  6. ^ List of Indictments found, Omaha Daily Bee (Omaha, Nebraska) December 5, 1908, page 8, accessed February 22, 2017 at https://www.newspapers.com/clip/9101610/list_of_indictments_found_omaha_daily/
  7. ^ Cannon and Cannon, 2103, p40
  8. ^ a b c d e f Gullan 2004
  9. ^ Cannon and Cannon 2013, p41
  10. ^ "Gerald R. Ford", excerpt from an essay on Gerald Ford by James M. Cannon for Character Above All: Ten Presidents from FDR to George Bush (Wilson, Robert A., editor (1995)), essay hosted on PBS website , accessed August 21, 2009.
  11. ^ Cannon and Cannon 2013, p41
  12. ^ Cannon and Cannon 2013, p42
  13. ^ Father Has Agreed to Pay Son's Alimony, Omaha World Herald (Omaha, Nebraska) October 19, 1916, page 1
  14. ^ Ford, Gerald. A Time to Heal: The Autobiography of Gerald R. Ford. Harper & Row. p. 48. ISBN 9780060112974.
  15. ^ Holmes 2012, p125
  16. ^ a b c Young 1997
  17. ^ "Nebraska-born, Ford Left State as Infant", The Associated Press, The New York Times, December 27, 2006 (website registration required).
  18. ^ Cannon and Cannon 2013, p46-47 (Cannon reports it as $20)
  19. ^ Holmes 2012, p124
  20. ^ Say King Failed to Pay Alimony, The Lincoln Star (Lincoln, Nebraska) May 5, 1939, page 15, accessed February 20, 2017 at https://web.archive.org/web/20170221110213/https://www.newspapers.com/clip/9063779/say_king_failed_to_pay_alimony_the/

Sources[edit]

  • Gullan, Harold I. First Fathers: The men who inspired our presidents. Wiley, 2004. p241-243
  • Holmes, David L. The Faiths of the Postwar Presidents: From Truman to Obama. Vol. 5. University of Georgia Press, 2012. p124 via Project MUSE (subscription required)
  • James Cannon, Scott Cannon. Gerald R. Ford: An Honorable Life. University of Michigan Press, 2013. via Project MUSE (subscription required)
  • Wead, Doug. The Raising of a President: The Mothers and Fathers of Our Nation's Leaders.

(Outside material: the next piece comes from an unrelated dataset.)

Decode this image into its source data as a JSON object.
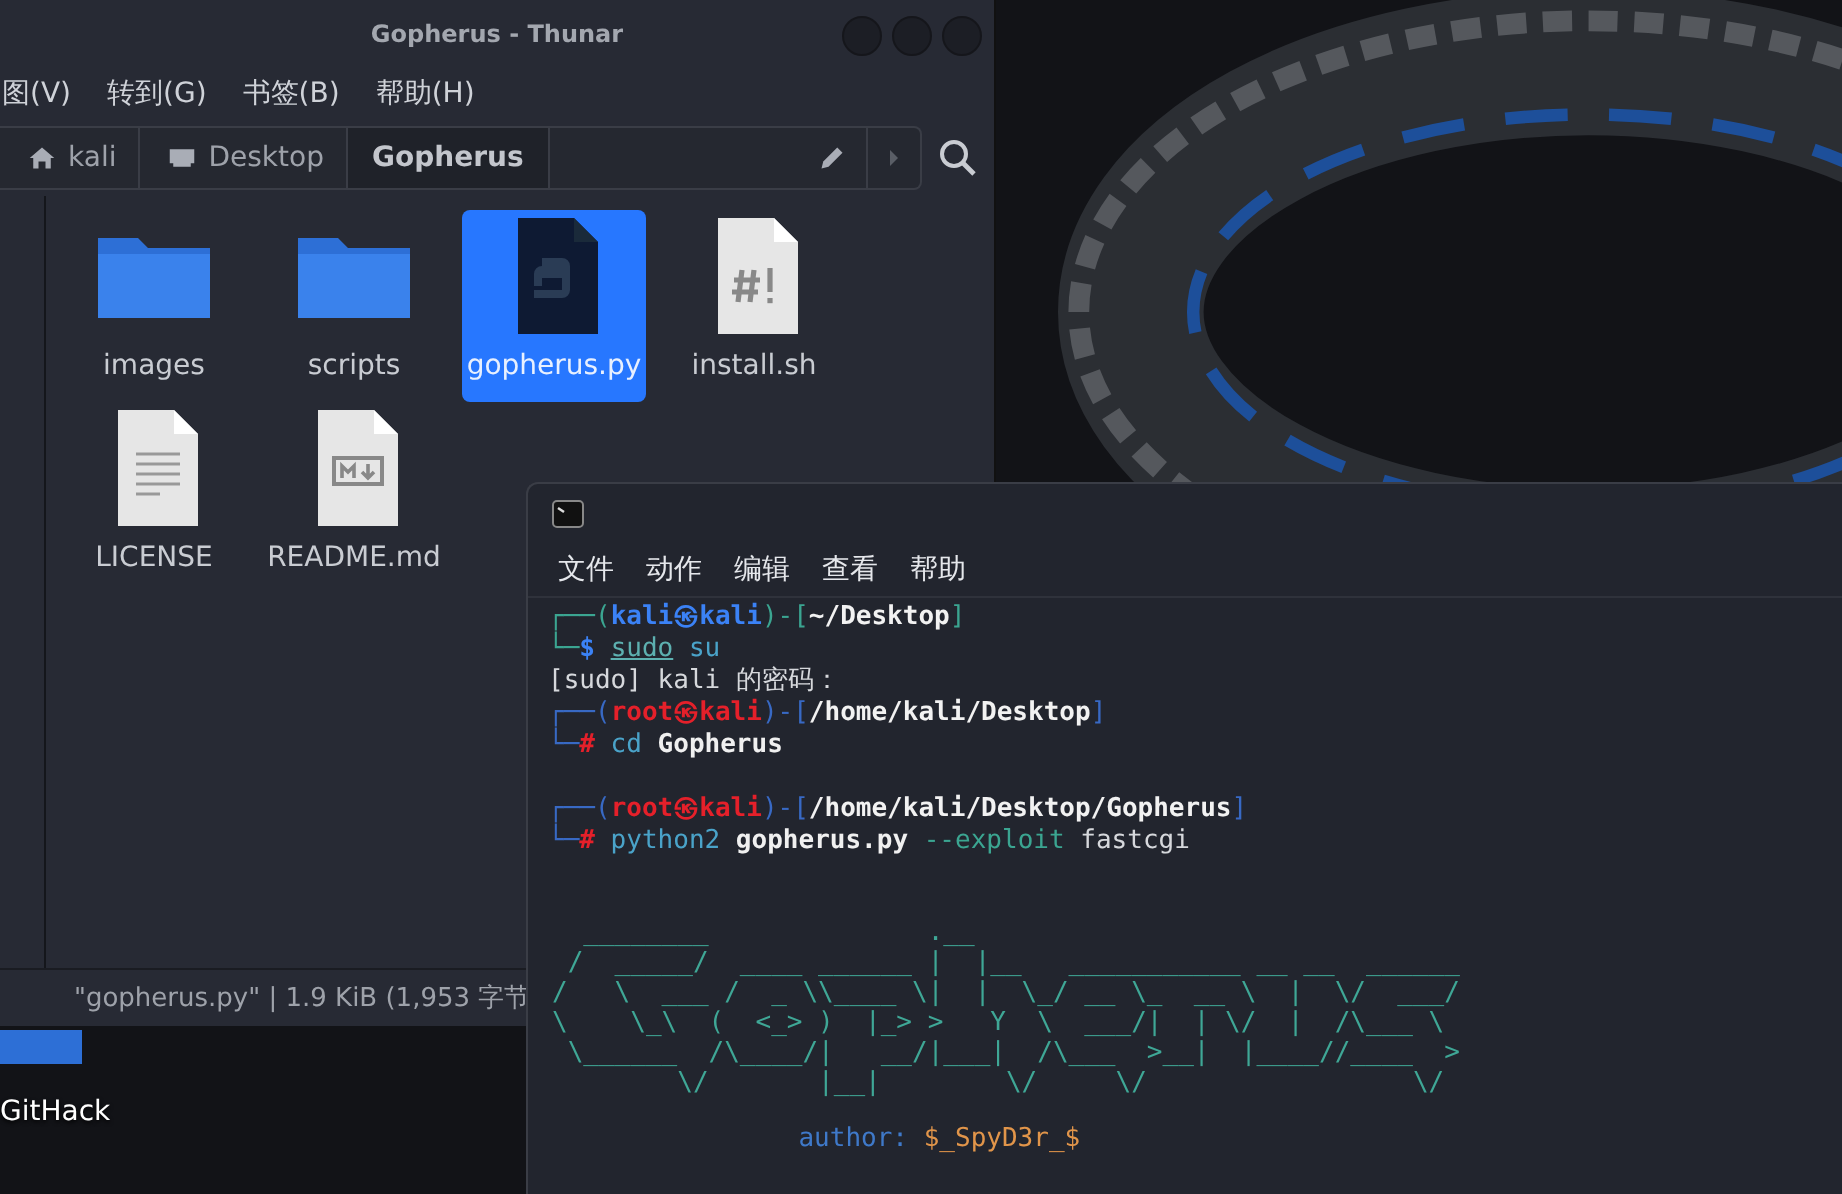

Simon and Schuster, 2005. p400-401
  • Young, Jeff C. The Fathers of American Presidents: From Augustine Washington to William Blythe and Roger Clinton. McFarland & Company, 1997. p205-207